More schools chose Cambridge qualifications in India
More schools than ever before chose to teach Cambridge International qualifications this year, with exam entries continuing to rise in India and around the world On Wednesday Cambridge International released the results of its June 2018 exam series to students worldwide, revealing that total entries for Cambridge qualifications have grown by eight per cent internationally on June 2017
Hyderabad: More schools than ever before chose to teach Cambridge International qualifications this year, with exam entries continuing to rise in India and around the world. On Wednesday Cambridge International released the results of its June 2018 exam series to students worldwide, revealing that total entries for Cambridge qualifications have grown by eight per cent internationally on June 2017. There has also been a six per cent growth in the number of schools internationally which offer Cambridge programmes.
Globally, over half a million students took Cambridge IGCSE, O Level and International AS & A Level exams this year and will now be planning their next steps into further education or the world of work.
In India, over 300 schools made over 75,000 entries for Cambridge IGCSE and International AS & A Level qualifications in 2017/18 – a 10 per cent increase on last year and 49 per cent increase over the past five years. In the June series this year, the most popular Cambridge IGCSE subjects in India are First Language English (Oral), Physics and Chemistry. The most popular Cambridge International AS & A Level subjects in India are Mathematics, English Language and Physics.
Over the past five years Cambridge International has seen a combined global growth of 15 percent in entries for Cambridge IGCSE and Cambridge International AS & A Level. This year Cambridge International AS & A Level entries rose by seven percent globally and the top five most popular subjects remain the same - Maths, the sciences and Economics. Cambridge IGCSE continues to be the world’s most popular international curriculum for 14 to 16 year olds, with entries increasing by seven per cent internationally this year.
Cambridge International has also seen a significant increase in the number of younger students now studying Cambridge programmes. Entries for Cambridge Primary Checkpoint tests grew by 12 per cent this year, and Cambridge Lower Secondary Checkpoint tests increased by five per cent. Ruchira Ghosh, Regional Director, South Asia, Cambridge International said: “International curriculum is gaining prominence in India and Cambridge International is the most popular provider, with over 420 schools offering Cambridge programmes.

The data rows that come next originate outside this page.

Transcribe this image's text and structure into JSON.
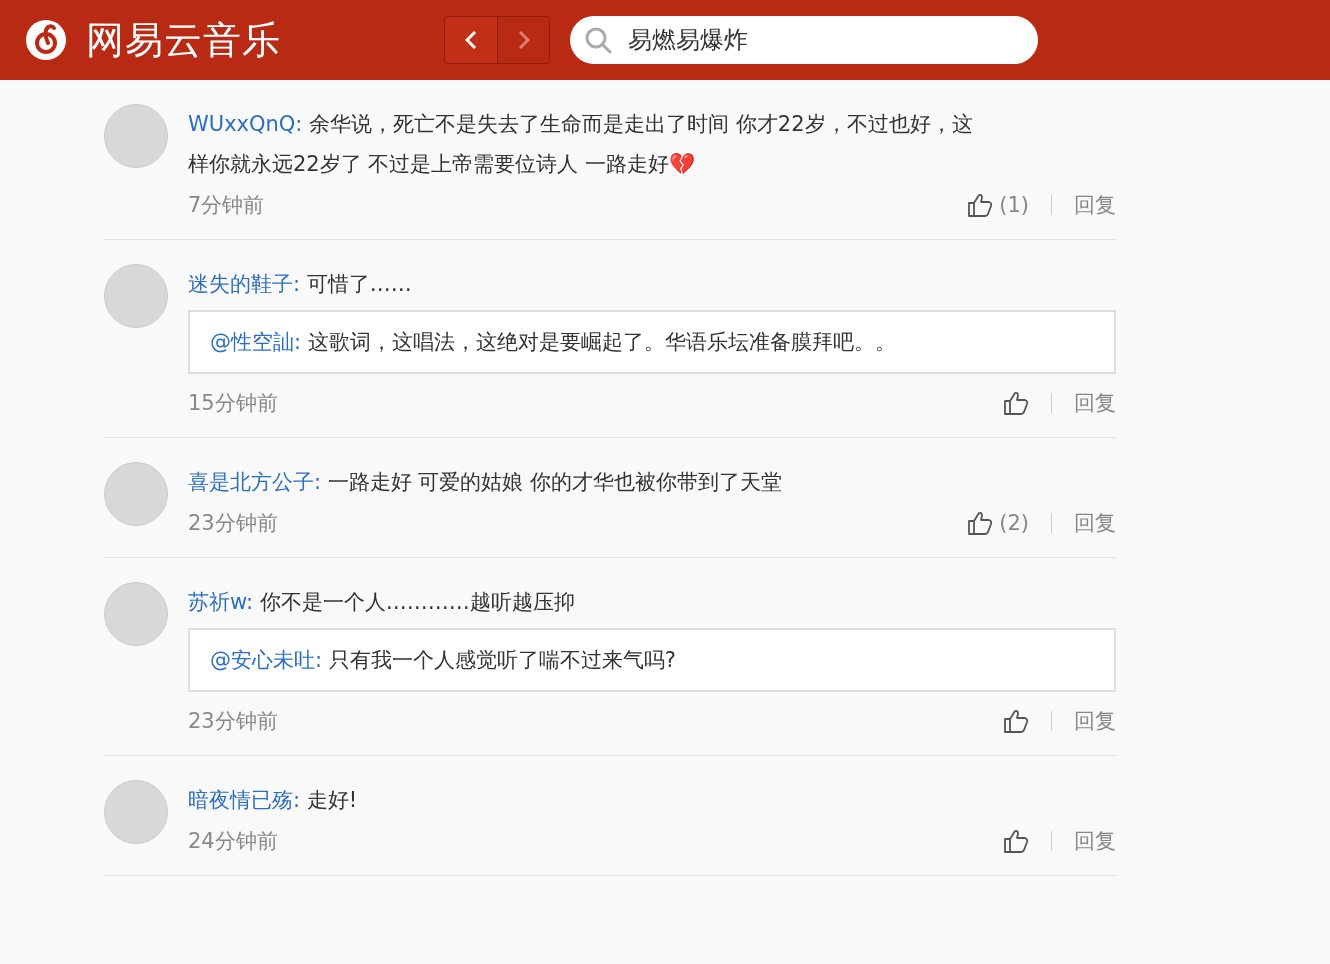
{
  "header": {
    "logo_text": "网易云音乐",
    "nav": [
      {
        "kind": "back",
        "disabled": false
      },
      {
        "kind": "forward",
        "disabled": true
      }
    ],
    "search": {
      "value": "易燃易爆炸"
    }
  },
  "comments": [
    {
      "user": "WUxxQnQ:",
      "text": "余华说，死亡不是失去了生命而是走出了时间 你才22岁，不过也好，这样你就永远22岁了 不过是上帝需要位诗人 一路走好💔",
      "time": "7分钟前",
      "likes": "(1)",
      "reply_label": "回复"
    },
    {
      "user": "迷失的鞋子:",
      "text": "可惜了……",
      "quote": {
        "user": "@性空訕:",
        "text": "这歌词，这唱法，这绝对是要崛起了。华语乐坛准备膜拜吧。。"
      },
      "time": "15分钟前",
      "reply_label": "回复"
    },
    {
      "user": "喜是北方公子:",
      "text": "一路走好 可爱的姑娘 你的才华也被你带到了天堂",
      "time": "23分钟前",
      "likes": "(2)",
      "reply_label": "回复"
    },
    {
      "user": "苏祈w:",
      "text": "你不是一个人…………越听越压抑",
      "quote": {
        "user": "@安心未吐:",
        "text": "只有我一个人感觉听了喘不过来气吗?"
      },
      "time": "23分钟前",
      "reply_label": "回复"
    },
    {
      "user": "暗夜情已殇:",
      "text": "走好!",
      "time": "24分钟前",
      "reply_label": "回复"
    }
  ]
}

“Indian parents and students are responding positively to the choice of subjects that Cambridge International offers, and our approaches to teaching and learning. Unique subjects like Cambridge Global Perspectives, which nurtures critical thinking, research and collaboration skills through the study of global issues, are also becoming more popular. I would like to take this opportunity to congratulate all the students on their results today and to thank all of their teachers and parents for their relentless support.”
Speaking about the reason why his school chose to teach the Cambridge International curriculum, Bipin Pote, Director, The Cambria International School, Mumbai said: “Most of today's students will end up doing jobs that we haven't even heard about yet. Cambridge International curriculum prepares students for this future. We opted for Cambridge International purely because it is a child friendly and holistic curriculum. A broad, balanced and cohesive curriculum, like that offered by Cambridge, is essential in our opinion Parents today want their children to get international exposure from an early age. Cambridge International provides that with programmes from primary years onwards.”
Satish Jayarajan, Principal and Higher Education Advisor, Mallya Aditi International School, Bengaluru said: “Cambridge syllabuses set up numerous opportunities for learners, both students and teachers, to do some of what is involved in lifelong learning. It will be the outcome of choices that both students and teachers make. Students must be accepting of the fact that grades, while important, do not automatically translate into real learning.